- [Activity] Find and copy each line of the listing below that has the word "title" in it.

- [Provided records]
──────────

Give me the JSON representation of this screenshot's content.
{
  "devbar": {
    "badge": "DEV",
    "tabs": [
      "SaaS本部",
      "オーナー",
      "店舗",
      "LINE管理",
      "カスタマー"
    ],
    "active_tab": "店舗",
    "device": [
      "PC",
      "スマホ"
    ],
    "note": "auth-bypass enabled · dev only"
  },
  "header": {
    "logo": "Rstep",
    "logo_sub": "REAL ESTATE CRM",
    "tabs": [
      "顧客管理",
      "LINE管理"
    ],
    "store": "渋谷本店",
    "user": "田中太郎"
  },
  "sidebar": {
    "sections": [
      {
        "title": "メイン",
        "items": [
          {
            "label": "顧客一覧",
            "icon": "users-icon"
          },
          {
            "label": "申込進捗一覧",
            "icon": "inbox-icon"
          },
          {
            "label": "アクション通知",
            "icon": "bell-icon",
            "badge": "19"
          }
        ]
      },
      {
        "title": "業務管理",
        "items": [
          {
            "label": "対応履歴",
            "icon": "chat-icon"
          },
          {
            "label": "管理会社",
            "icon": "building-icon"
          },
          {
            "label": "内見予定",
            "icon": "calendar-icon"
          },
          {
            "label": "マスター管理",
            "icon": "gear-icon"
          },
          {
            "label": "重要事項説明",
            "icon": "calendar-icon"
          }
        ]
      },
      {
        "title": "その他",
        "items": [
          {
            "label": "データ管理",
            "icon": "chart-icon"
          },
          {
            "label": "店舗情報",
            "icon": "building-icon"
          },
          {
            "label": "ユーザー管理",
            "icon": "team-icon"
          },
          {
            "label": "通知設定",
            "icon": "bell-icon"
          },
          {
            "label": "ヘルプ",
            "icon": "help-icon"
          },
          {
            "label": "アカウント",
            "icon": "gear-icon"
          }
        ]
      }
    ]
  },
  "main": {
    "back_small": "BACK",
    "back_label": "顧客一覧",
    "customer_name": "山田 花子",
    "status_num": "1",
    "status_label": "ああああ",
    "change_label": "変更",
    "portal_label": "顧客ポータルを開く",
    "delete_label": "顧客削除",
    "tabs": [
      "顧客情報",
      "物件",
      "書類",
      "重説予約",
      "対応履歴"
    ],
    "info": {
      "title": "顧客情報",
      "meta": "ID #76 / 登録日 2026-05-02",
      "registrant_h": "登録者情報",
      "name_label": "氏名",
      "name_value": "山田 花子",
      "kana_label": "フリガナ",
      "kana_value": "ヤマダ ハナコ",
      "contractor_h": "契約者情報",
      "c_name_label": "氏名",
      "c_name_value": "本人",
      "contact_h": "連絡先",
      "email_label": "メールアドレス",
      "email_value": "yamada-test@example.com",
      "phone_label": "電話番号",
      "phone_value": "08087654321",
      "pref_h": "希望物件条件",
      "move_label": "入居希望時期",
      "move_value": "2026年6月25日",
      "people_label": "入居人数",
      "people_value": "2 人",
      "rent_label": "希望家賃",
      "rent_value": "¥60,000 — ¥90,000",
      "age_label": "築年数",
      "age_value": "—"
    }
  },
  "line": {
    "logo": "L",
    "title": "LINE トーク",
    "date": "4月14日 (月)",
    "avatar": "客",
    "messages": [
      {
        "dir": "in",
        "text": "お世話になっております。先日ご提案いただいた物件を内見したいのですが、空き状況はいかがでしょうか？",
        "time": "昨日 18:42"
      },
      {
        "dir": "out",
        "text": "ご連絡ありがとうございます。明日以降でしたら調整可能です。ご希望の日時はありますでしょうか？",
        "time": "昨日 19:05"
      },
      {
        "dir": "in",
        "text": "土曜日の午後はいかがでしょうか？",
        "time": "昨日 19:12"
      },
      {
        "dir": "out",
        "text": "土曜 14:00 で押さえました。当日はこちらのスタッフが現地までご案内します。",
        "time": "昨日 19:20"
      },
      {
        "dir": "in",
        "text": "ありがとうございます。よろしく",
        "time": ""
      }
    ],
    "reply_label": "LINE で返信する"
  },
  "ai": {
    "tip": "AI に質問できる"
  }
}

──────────

- [Final answer]
        "title": "メイン",
        "title": "業務管理",
        "title": "その他",
      "title": "顧客情報",
    "title": "LINE トーク",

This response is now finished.